Originally published by the Journal of Commerce in February 2019

Of all the questions asked of trade attorneys, this is likely the most frequent one.  The answer is both a study in current events, but also much more complex.  Let’s start at the obvious beginning point. Customs and Border Protection (“CBP”) receives advance information about

Originally published by the Journal of Commerce in November 2018

One of the many frustrations facing international traders trying to import goods into the U.S. is whether or not they will be accepted as importer of record by Customs and Border Protection (“CBP”).   CBP established a program to deal with what it views as the

Canada

On June 29, 2018, Canada released its list of products on which retaliation will be taken against the 232 steel and aluminum tariffs imposed by the U.S. Table 1 products are subject to a 25% surcharge. While the products listed on Tables 2 and 3 are subject to a 10% surcharge. See Canada 232

Canada

This client alert was originally published on May 30, 2018, and now there is an update. Today, May 31st, President Trump announced a resolution with Argentina, Brazil and Australia regarding the 232 tariffs on steel (25%) and/or aluminum (10%), but as there is no similar agreement with Canada, Mexico or the EU, the tariffs

On May 30, 2018, Canada’s Minister of Finance announced new marking rules for steel and aluminum products.  In a News Release entitled “Canada Bolsters Prevention of Transshipment and Diversion of Steel and Aluminum Products Through Country of Origin Marking Regime“, the Department of Finance announced that Canada was aligning its marking rules with

U.S.A.

On May 31, 2108, President Trump issued two Presidential Proclamations, which impose steel and aluminum tariffs on Canada. All exports of covered steel will be subject to a 25% import tariff (Canadian steel into the United States) and all exports of covered aluminum products will be subject to a 10% tariff (Canadian aluminum

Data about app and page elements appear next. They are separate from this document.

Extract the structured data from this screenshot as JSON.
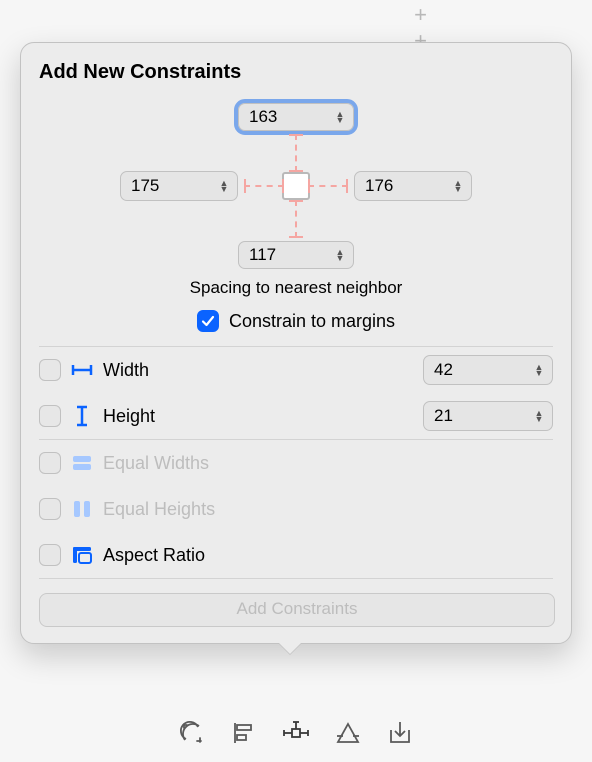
{
  "title": "Add New Constraints",
  "spacing": {
    "top": "163",
    "left": "175",
    "right": "176",
    "bottom": "117",
    "caption": "Spacing to nearest neighbor"
  },
  "constrain_to_margins": {
    "label": "Constrain to margins",
    "checked": true
  },
  "size": {
    "width": {
      "label": "Width",
      "value": "42",
      "checked": false
    },
    "height": {
      "label": "Height",
      "value": "21",
      "checked": false
    }
  },
  "equal": {
    "widths": {
      "label": "Equal Widths",
      "enabled": false
    },
    "heights": {
      "label": "Equal Heights",
      "enabled": false
    }
  },
  "aspect_ratio": {
    "label": "Aspect Ratio",
    "checked": false
  },
  "add_button": "Add Constraints"
}
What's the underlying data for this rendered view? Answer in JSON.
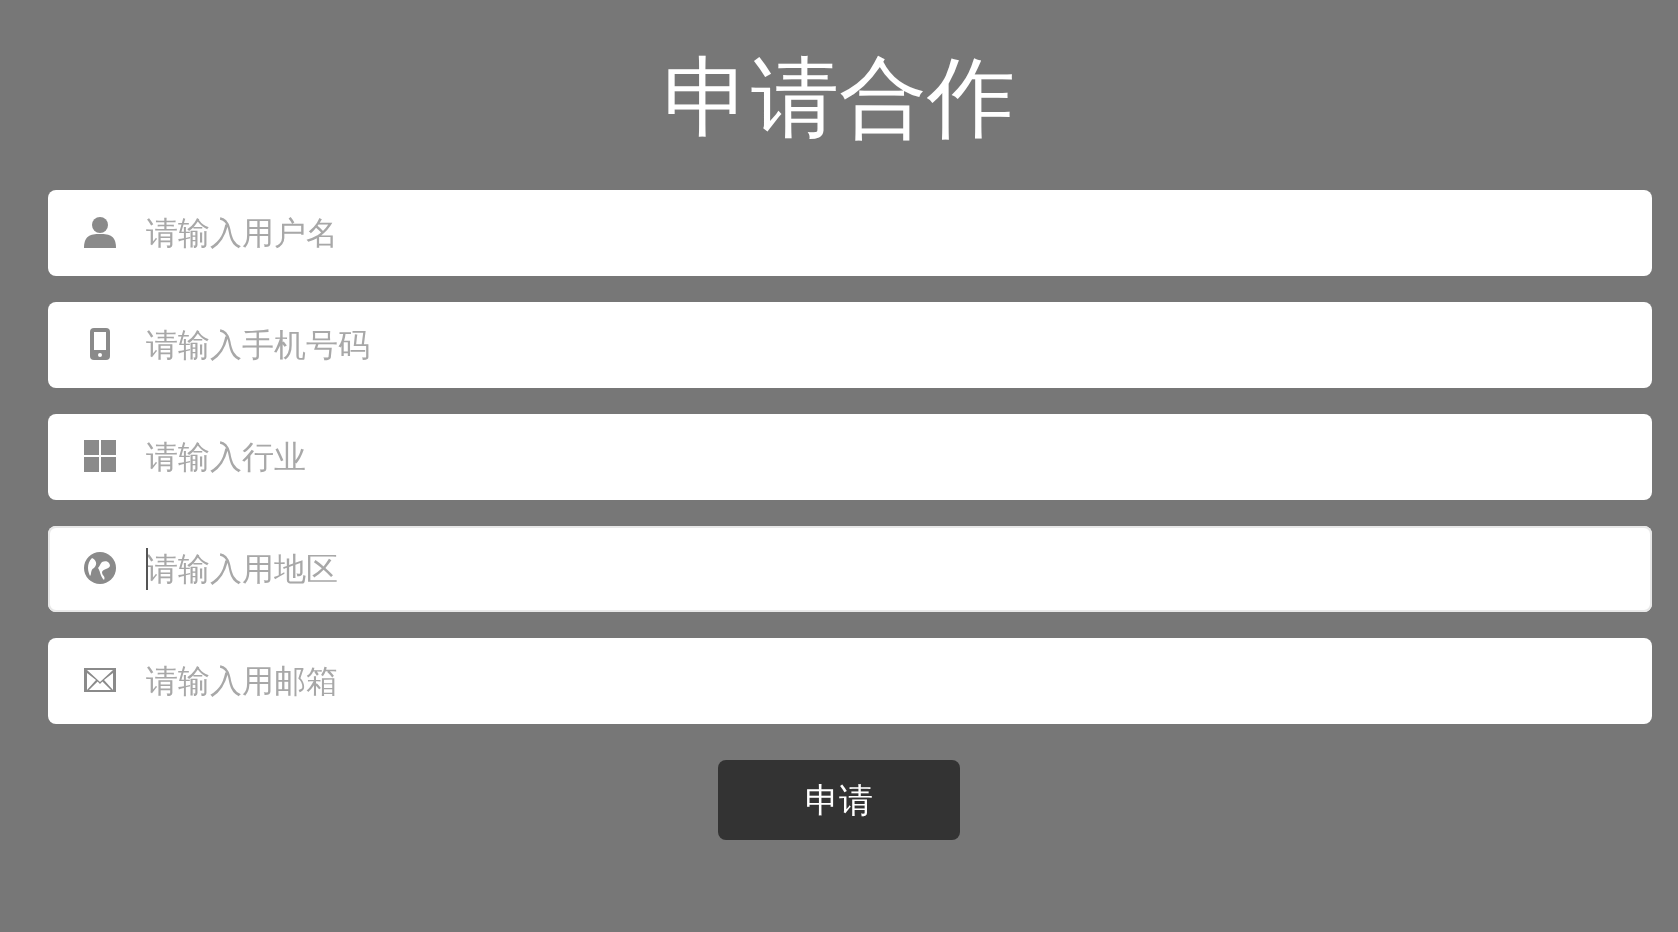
{
  "title": "申请合作",
  "fields": [
    {
      "kind": "user",
      "placeholder": "请输入用户名",
      "focused": false
    },
    {
      "kind": "phone",
      "placeholder": "请输入手机号码",
      "focused": false
    },
    {
      "kind": "grid",
      "placeholder": "请输入行业",
      "focused": false
    },
    {
      "kind": "globe",
      "placeholder": "请输入用地区",
      "focused": true
    },
    {
      "kind": "mail",
      "placeholder": "请输入用邮箱",
      "focused": false
    }
  ],
  "button": "申请"
}
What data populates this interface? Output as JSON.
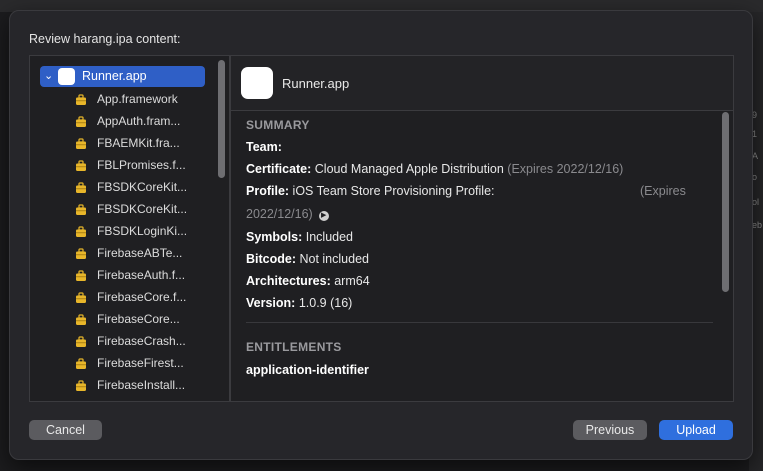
{
  "backdrop": {
    "glyphs": [
      "9",
      "1",
      "A",
      "o",
      "ol",
      "eb"
    ]
  },
  "sheet": {
    "title": "Review harang.ipa content:"
  },
  "tree": {
    "root": {
      "label": "Runner.app"
    },
    "items": [
      {
        "label": "App.framework"
      },
      {
        "label": "AppAuth.fram..."
      },
      {
        "label": "FBAEMKit.fra..."
      },
      {
        "label": "FBLPromises.f..."
      },
      {
        "label": "FBSDKCoreKit..."
      },
      {
        "label": "FBSDKCoreKit..."
      },
      {
        "label": "FBSDKLoginKi..."
      },
      {
        "label": "FirebaseABTe..."
      },
      {
        "label": "FirebaseAuth.f..."
      },
      {
        "label": "FirebaseCore.f..."
      },
      {
        "label": "FirebaseCore..."
      },
      {
        "label": "FirebaseCrash..."
      },
      {
        "label": "FirebaseFirest..."
      },
      {
        "label": "FirebaseInstall..."
      }
    ]
  },
  "detail": {
    "app_name": "Runner.app",
    "summary_title": "SUMMARY",
    "team_label": "Team:",
    "certificate_label": "Certificate:",
    "certificate_value": "Cloud Managed Apple Distribution",
    "certificate_expiry": "(Expires 2022/12/16)",
    "profile_label": "Profile:",
    "profile_value": "iOS Team Store Provisioning Profile:",
    "profile_expires": "(Expires",
    "profile_date": "2022/12/16)",
    "symbols_label": "Symbols:",
    "symbols_value": "Included",
    "bitcode_label": "Bitcode:",
    "bitcode_value": "Not included",
    "architectures_label": "Architectures:",
    "architectures_value": "arm64",
    "version_label": "Version:",
    "version_value": "1.0.9 (16)",
    "entitlements_title": "ENTITLEMENTS",
    "entitlement_key": "application-identifier"
  },
  "buttons": {
    "cancel": "Cancel",
    "previous": "Previous",
    "upload": "Upload"
  },
  "colors": {
    "accent": "#2f6fde",
    "selection": "#2f5fc6",
    "framework_icon": "#e8b62a"
  },
  "icons": {
    "framework": "briefcase-icon",
    "expand": "chevron-down-icon",
    "reveal": "arrow-circle-right-icon"
  }
}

Originally published by the Journal of Commerce in May 2018  as part of its 100 Top Importers and Exporters Edition

Old movie buffs immediately recognize the inspiration for the title. There was a movie released in 1950 starring Bette Davis called All About Eve. Its most famous lines have bearing on current events impacting global

There is a new/formalized antidumping (AD) and countervailing duty (CVD) procedure in Canada.  Importers may now request a formal AD/CVD Scope Ruling from the Canada Border Services Agency (“CBSA”).  Only the CBSA can make Scope Rulings relating to a Canadian International Trade Tribunal (“CITT”) AD/CVD Order.  Importers should consider filing a request for a Scope

Originally published by the Journal of Commerce in April 2018

The brewing trade war between the U.S. and China serves as a reminder to international traders that knowing where your goods are made and being able to prove it are two very different issues.  At a time when it remains common place for U.S. Customs